▶ [Material for this exercise]

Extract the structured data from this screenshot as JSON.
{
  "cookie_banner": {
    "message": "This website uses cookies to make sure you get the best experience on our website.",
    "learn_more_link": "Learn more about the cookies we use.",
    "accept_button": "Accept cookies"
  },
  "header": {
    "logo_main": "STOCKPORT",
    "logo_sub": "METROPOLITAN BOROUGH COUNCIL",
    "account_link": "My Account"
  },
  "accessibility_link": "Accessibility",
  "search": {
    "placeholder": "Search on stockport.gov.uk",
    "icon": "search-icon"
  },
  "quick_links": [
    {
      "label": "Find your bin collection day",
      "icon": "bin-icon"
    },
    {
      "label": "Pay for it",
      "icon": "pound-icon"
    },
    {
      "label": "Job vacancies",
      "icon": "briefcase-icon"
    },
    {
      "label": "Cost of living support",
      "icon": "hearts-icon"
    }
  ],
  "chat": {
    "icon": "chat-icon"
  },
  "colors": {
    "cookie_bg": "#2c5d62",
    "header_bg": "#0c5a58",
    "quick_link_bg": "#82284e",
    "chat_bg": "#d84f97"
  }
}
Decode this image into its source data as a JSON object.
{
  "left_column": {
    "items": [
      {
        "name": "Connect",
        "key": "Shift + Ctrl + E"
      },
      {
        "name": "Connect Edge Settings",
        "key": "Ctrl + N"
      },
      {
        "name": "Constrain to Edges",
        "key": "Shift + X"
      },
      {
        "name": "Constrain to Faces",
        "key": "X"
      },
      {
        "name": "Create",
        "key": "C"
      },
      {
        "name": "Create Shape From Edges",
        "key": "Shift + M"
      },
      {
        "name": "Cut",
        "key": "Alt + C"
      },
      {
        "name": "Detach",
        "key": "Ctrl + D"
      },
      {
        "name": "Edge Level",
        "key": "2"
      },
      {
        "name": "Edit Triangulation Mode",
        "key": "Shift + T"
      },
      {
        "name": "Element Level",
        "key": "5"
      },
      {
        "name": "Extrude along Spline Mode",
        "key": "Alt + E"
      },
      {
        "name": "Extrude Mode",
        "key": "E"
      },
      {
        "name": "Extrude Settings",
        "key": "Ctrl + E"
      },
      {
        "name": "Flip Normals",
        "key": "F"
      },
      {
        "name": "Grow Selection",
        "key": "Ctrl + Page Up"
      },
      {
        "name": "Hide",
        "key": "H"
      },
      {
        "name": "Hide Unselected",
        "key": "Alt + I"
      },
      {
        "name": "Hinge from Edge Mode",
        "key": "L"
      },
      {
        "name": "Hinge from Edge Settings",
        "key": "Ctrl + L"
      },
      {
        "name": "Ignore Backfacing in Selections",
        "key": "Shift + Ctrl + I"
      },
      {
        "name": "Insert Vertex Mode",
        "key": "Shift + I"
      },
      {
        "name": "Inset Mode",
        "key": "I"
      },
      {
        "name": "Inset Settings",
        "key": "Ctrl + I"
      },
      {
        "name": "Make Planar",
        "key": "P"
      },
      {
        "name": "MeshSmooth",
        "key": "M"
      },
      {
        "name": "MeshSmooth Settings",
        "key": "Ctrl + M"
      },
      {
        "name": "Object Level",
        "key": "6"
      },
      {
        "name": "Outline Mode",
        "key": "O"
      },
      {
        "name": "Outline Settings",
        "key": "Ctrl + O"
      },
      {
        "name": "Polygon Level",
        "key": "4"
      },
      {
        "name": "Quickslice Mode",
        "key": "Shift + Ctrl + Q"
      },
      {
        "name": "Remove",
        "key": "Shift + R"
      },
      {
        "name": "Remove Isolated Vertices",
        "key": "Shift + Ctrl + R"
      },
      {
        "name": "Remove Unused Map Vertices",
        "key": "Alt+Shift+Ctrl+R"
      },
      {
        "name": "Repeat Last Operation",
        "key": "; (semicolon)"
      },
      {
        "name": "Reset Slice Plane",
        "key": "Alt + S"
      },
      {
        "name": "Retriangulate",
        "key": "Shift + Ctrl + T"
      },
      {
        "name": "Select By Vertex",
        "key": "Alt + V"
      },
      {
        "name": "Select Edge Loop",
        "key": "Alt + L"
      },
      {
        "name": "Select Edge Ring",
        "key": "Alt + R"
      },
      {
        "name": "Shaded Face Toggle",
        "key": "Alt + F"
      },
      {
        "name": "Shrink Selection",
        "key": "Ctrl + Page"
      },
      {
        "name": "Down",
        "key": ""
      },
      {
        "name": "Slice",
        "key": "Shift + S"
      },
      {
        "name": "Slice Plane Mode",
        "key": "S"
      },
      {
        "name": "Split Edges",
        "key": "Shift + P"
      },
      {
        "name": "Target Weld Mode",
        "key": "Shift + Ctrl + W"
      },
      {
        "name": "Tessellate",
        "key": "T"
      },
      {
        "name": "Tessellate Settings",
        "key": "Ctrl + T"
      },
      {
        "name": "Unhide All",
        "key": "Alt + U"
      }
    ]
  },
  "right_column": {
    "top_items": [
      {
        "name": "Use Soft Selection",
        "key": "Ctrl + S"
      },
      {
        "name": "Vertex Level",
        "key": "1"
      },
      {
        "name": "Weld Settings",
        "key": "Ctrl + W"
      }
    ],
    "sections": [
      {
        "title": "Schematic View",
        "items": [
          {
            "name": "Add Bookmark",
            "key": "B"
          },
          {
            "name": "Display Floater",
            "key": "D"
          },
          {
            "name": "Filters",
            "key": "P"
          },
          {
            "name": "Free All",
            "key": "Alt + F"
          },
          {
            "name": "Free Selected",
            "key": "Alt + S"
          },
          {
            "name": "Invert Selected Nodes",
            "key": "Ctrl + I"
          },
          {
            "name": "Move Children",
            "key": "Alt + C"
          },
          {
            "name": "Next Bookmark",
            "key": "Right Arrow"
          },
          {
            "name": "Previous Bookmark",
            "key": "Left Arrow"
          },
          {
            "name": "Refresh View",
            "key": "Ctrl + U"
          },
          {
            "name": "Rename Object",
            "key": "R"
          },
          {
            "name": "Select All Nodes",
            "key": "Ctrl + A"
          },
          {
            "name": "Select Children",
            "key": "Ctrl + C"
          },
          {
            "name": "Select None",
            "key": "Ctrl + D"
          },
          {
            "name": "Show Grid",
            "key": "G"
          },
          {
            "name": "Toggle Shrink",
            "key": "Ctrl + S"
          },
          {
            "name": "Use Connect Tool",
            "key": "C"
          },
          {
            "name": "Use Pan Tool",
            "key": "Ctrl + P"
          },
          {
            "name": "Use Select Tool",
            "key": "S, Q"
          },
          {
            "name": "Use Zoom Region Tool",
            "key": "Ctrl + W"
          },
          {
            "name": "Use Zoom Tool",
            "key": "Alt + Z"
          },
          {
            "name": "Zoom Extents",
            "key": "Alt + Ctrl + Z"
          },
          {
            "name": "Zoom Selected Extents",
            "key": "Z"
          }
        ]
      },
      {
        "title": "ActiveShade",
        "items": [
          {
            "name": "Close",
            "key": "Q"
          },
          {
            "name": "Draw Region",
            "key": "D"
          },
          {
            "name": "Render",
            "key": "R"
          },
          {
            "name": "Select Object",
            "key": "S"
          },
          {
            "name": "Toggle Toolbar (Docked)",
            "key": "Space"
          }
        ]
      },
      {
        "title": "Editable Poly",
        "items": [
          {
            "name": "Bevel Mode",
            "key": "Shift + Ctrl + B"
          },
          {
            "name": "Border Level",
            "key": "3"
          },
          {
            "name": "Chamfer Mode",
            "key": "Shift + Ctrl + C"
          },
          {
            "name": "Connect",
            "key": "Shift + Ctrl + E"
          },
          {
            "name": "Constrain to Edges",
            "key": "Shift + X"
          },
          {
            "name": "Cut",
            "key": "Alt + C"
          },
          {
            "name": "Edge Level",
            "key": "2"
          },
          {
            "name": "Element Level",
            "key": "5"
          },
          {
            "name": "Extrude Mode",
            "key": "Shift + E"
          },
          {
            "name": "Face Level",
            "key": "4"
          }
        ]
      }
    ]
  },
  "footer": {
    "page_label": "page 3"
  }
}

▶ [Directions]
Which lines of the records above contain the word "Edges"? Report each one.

▶ [Solution to the exercise]
        "name": "Constrain to Edges",
        "name": "Create Shape From Edges",
        "name": "Split Edges",
            "name": "Constrain to Edges",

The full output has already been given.